Sustainability should be one of the main concerns for future-thinking cities, and I think it’s time we woke up to this fact. We also need joint efforts from the various government agencies who need to work together to consider this issue at the earliest. We need a strong campaign to educate the people and find permanent solutions urgently.

‘WE NEED ORGANISED DEVELOPMENT’ D DHANURAJ, policy researcher

We are happy to have this recognition, which will help attract more tourists to Kochi. But as someone researching the urban liveable city concept, I feel the infrastructure has to be revamped. The work done in Fort Kochi has been haphazard. The public transport to destinations must be improved, because the visitors we get to the city, according to a study that we did revealed that we get averageincome tourists who save up to come here. The government also must take a liberal approach to homestays, rather than treating them as small hotels.

Another important thing is to maintain our heritage monuments. I don’t think it will be a bad thing to hand it to some private party to do so, as the Central government has done.

‘WE NEED PEOPLE’S INVOLVEMENT IN SUSTAINABILITY AND WASTE MANAGEMENT’ USHA S, environmentalist

Kochi is deserving of the recognition for its natural beauty and its history as a trade centre; you do feel special when you go there. But are we maintaining this beauty and heritage? The city has developed in such a way that it has not been able to handle the monsoon for two consecutive years.

And Kochi Corporation is perhaps the worst at handling waste management; in Thiruvananthapuram and Alappuzha, people have been roped into waste management initiatives to some extent, which Kochi has not been able to do in the least.

Sustainable tourism is important, in terms of the environment. And this also means showing how the people of a city live, because travellers visit a place to learn something, not just to have food. And if we don’t move forward in a sustainable manner, by including the local people, it will be like killing the goose that lays the golden eggs.

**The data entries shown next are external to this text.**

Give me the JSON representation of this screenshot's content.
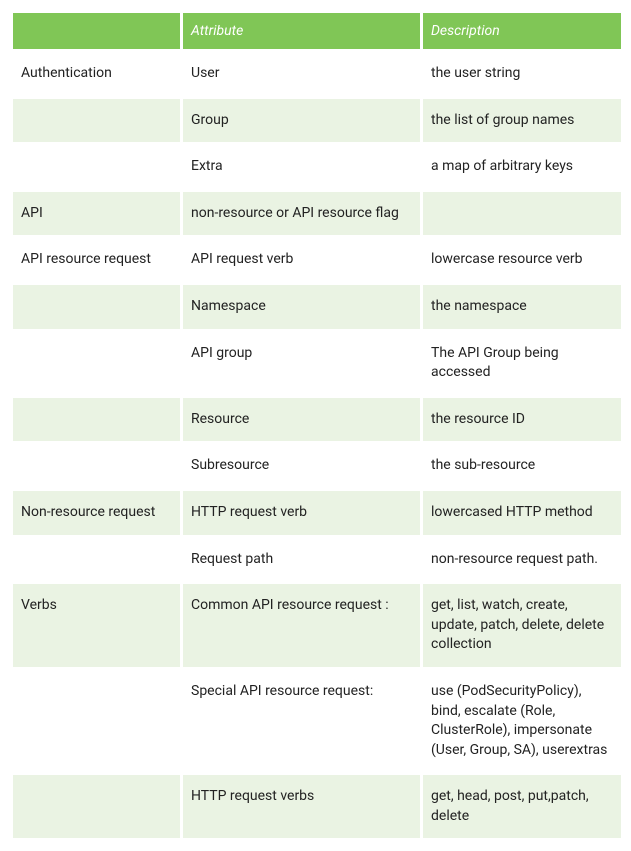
{
  "headers": {
    "col1": "",
    "col2": "Attribute",
    "col3": "Description"
  },
  "rows": [
    {
      "c1": "Authentication",
      "c2": "User",
      "c3": "the user string"
    },
    {
      "c1": "",
      "c2": "Group",
      "c3": "the list of group names"
    },
    {
      "c1": "",
      "c2": "Extra",
      "c3": "a map of arbitrary keys"
    },
    {
      "c1": "API",
      "c2": "non-resource or API resource flag",
      "c3": ""
    },
    {
      "c1": "API resource request",
      "c2": "API request verb",
      "c3": "lowercase resource verb"
    },
    {
      "c1": "",
      "c2": "Namespace",
      "c3": "the namespace"
    },
    {
      "c1": "",
      "c2": "API group",
      "c3": "The API Group being accessed"
    },
    {
      "c1": "",
      "c2": "Resource",
      "c3": "the resource ID"
    },
    {
      "c1": "",
      "c2": "Subresource",
      "c3": "the sub-resource"
    },
    {
      "c1": "Non-resource request",
      "c2": "HTTP request verb",
      "c3": "lowercased HTTP method"
    },
    {
      "c1": "",
      "c2": "Request path",
      "c3": "non-resource request path."
    },
    {
      "c1": "Verbs",
      "c2": "Common API resource request :",
      "c3": "get, list, watch, create, update, patch, delete, delete collection"
    },
    {
      "c1": "",
      "c2": "Special API resource request:",
      "c3": "use (PodSecurityPolicy), bind, escalate (Role, ClusterRole), impersonate (User, Group, SA), userextras"
    },
    {
      "c1": "",
      "c2": "HTTP request verbs",
      "c3": "get, head, post, put,patch, delete"
    }
  ]
}
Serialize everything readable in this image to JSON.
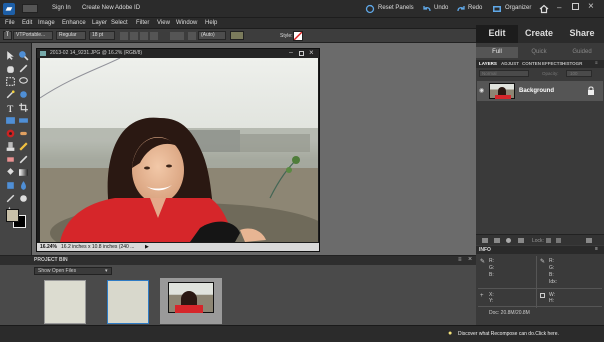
{
  "topbar": {
    "sign_in": "Sign In",
    "create_id": "Create New Adobe ID",
    "reset_panels": "Reset Panels",
    "undo": "Undo",
    "redo": "Redo",
    "organizer": "Organizer"
  },
  "menu": [
    "File",
    "Edit",
    "Image",
    "Enhance",
    "Layer",
    "Select",
    "Filter",
    "View",
    "Window",
    "Help"
  ],
  "options": {
    "font_family": "VTPortable...",
    "font_style": "Regular",
    "font_size": "18 pt",
    "leading": "(Auto)",
    "style_label": "Style:"
  },
  "modes": {
    "edit": "Edit",
    "create": "Create",
    "share": "Share"
  },
  "subtabs": {
    "full": "Full",
    "quick": "Quick",
    "guided": "Guided"
  },
  "layers_tabs": [
    "LAYERS",
    "ADJUST",
    "CONTEN",
    "EFFECTS",
    "HISTOGR"
  ],
  "layers_opts": {
    "blend": "Normal",
    "opacity": "Opacity:",
    "opacity_value": "100"
  },
  "layer": {
    "name": "Background"
  },
  "layers_footer": {
    "lock": "Lock:"
  },
  "document": {
    "title": "2013-02 14_9231.JPG @ 16.2% (RGB/8)",
    "zoom": "16.24%",
    "size": "16.2 inches x 10.8 inches (240 ..."
  },
  "project_bin": {
    "title": "PROJECT BIN",
    "show": "Show Open Files"
  },
  "info": {
    "title": "INFO",
    "r": "R:",
    "g": "G:",
    "b": "B:",
    "idx": "Idx:",
    "x": "X:",
    "y": "Y:",
    "w": "W:",
    "h": "H:",
    "doc": "Doc: 20.8M/20.8M"
  },
  "status": {
    "tip": "Discover what Recompose can do.Click here."
  },
  "colors": {
    "accent": "#2e7bc4",
    "foreground": "#c8c0a8",
    "background": "#000000"
  }
}
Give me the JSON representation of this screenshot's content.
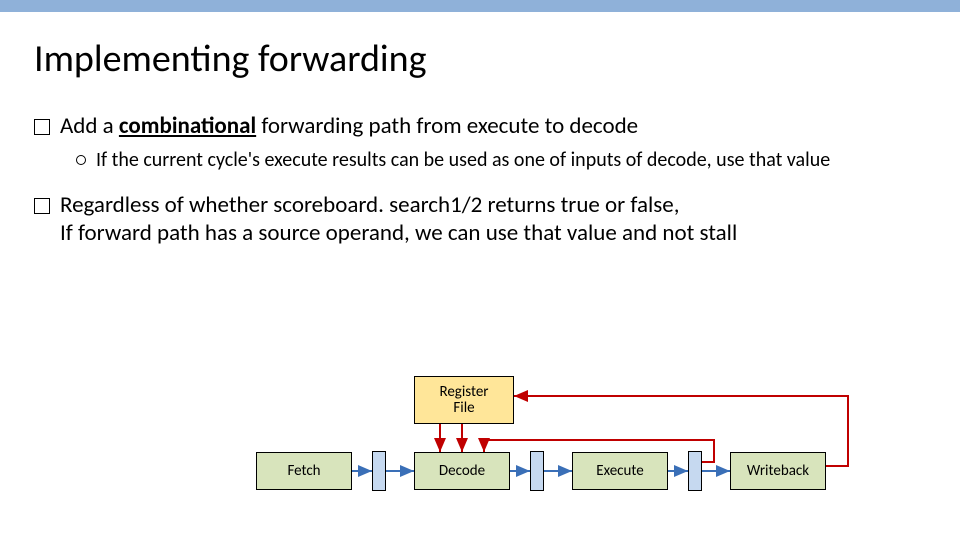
{
  "title": "Implementing forwarding",
  "bullet1_pre": "Add a ",
  "bullet1_underlined": "combinational",
  "bullet1_post": " forwarding path from execute to decode",
  "sub1": "If the current cycle's execute results can be used as one of inputs of decode, use that value",
  "bullet2_line1": "Regardless of whether scoreboard. search1/2 returns true or false,",
  "bullet2_line2": "If forward path has a source operand, we can use that value and not stall",
  "regfile_l1": "Register",
  "regfile_l2": "File",
  "stages": {
    "fetch": "Fetch",
    "decode": "Decode",
    "execute": "Execute",
    "writeback": "Writeback"
  }
}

This article was published in The Times of India on November 5, 2019 click here to read